Fascinated by baseball and basketball analysis, Cole is devoted to using statistical modeling to help professional sports teams make better strategic decisions.
Cole recently received his Masters in statistics from North Carolina State University, he is now working as a Coordinator: Trackman with USA Baseball in Durham, NC. During his time at Emory & Henry, he majored in economics. To him, the most attractive component of economics was the way it forced him to think about opportunity cost and the various cause–and–effect mechanisms that are applicable to everyday life. His profound interest in everyday economics drew him to pursue a graduate degree in statistics, which uses similar models and logic to make optimal decisions. Additionally, his love of sports and sports analysis fueled his devotion to pursuing a career in the sports industry. Cole remembers his first time watching the film and reading Michael Lewis’ Moneyball and seeing statistical analysis applied to baseball. Since then, he has attended several sports analytics conferences and spoken with analysts from teams such as the Charlotte Hornets, Cleveland Indians, San Antonio Spurs, and the Atlanta Falcons. Cole wants to use his skills to help teams make better decisions, whether it’s in–game strategy, prospect evaluation, or marketing analytics. During what little free time he has, Cole enjoys playing pickup basketball, attending bible study, and going to as many NC State home games as possible.
Who to better learn from than those who have experienced what you are experiencing now. Therefore, we used this opportunity to ask Cole a few questions that you as a Senior in high school or a Freshman in college may have been wondering about yourself.
Q: Just extra work? What was the Honors Program to you?
A: It was the reason I attended Emory & Henry. At the time, the scholarship was the most attractive part, but now I realize it was much greater than that. The stipend completely paid for me to have a data analysis internship that ultimately led me to my graduate school choice. The alumni connections helped me land a job offer before I graduated, and those are both things that would not have happened without Honors.
Q: What was the most rewarding aspect of being in the Honors Program?
A: Transitions I with Dr. Lane was my most hated class Freshman year. It had nothing to do with the people or the subject...it was just more demanding than any class that I had ever taken before. By the end of the semester, I had learned a lot about myself. I’m sure it wasn’t the hardest class I took at Emory & Henry, but it gave me the confidence to challenge myself. Having that as my first college lesson set the tone very well for the rest of my time there.
Q: Was Emory & Henry your first choice of colleges? If not, what made you stay here? If so, explain why Emory & Henry seemed special enough to attend.
A: I had always wanted to go to Duke University, but I didn’t get in. I knew I didn’t want to go to a school of 20,000, and Emory & Henry was my most affordable option. Looking back, it’s easy to see that I was meant to go to Emory & Henry. The professors took an interest in me personally, and the friends I made will be friends for life.

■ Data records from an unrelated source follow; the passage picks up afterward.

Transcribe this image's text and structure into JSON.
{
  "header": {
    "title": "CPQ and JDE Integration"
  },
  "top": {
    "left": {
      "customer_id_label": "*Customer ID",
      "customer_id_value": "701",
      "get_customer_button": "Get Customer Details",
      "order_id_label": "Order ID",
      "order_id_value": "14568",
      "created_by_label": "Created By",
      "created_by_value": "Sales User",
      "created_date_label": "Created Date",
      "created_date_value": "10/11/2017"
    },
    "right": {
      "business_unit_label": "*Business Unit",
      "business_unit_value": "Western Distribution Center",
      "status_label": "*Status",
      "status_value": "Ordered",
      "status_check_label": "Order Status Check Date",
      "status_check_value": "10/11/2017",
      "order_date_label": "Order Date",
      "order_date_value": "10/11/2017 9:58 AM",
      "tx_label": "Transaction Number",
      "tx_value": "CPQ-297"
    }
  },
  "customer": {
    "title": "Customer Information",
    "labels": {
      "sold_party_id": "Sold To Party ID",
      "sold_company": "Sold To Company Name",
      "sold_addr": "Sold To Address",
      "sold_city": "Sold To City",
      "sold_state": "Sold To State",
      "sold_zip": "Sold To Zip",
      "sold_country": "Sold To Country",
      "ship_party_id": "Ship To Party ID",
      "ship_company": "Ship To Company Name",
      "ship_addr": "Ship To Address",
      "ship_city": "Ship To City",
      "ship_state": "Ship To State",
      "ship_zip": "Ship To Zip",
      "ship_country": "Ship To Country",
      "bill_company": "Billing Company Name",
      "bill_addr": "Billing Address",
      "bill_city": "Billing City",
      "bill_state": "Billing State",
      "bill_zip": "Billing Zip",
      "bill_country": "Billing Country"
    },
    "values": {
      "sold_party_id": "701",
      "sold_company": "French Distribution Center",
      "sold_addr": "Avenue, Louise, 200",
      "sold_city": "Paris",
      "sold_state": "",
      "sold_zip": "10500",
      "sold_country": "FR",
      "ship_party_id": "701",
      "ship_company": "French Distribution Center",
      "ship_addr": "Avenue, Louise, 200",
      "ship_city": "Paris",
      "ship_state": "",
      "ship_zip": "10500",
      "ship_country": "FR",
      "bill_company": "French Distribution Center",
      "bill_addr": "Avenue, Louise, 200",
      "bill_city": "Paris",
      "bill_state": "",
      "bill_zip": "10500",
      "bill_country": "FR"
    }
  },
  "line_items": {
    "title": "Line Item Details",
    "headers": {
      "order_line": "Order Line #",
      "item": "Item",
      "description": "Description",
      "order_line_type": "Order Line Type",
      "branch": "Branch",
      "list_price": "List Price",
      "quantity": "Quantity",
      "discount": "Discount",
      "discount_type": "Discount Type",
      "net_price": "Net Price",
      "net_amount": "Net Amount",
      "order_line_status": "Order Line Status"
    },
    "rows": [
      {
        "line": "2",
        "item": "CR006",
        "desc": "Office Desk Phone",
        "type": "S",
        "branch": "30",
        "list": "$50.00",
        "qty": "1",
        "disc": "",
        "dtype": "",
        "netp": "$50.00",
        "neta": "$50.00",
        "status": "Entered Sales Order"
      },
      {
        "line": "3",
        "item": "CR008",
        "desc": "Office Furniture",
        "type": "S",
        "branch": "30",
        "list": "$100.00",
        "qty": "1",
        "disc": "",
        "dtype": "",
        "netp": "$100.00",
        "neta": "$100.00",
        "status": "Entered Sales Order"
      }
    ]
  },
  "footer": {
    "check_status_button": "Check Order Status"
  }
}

That’s exactly what you’re looking for in a college experience.
Q: How would you describe the character of the Honors Program?
A: Honors is built to make you a scholar, particularly in the liberal arts. As someone who didn’t end up in a liberal arts discipline, I found that it’s very well balanced out by tailoring your experience to your career goals. Dr. Lane is a demanding professor, but he also is willing to do anything he can to set your post–graduation life on the right track.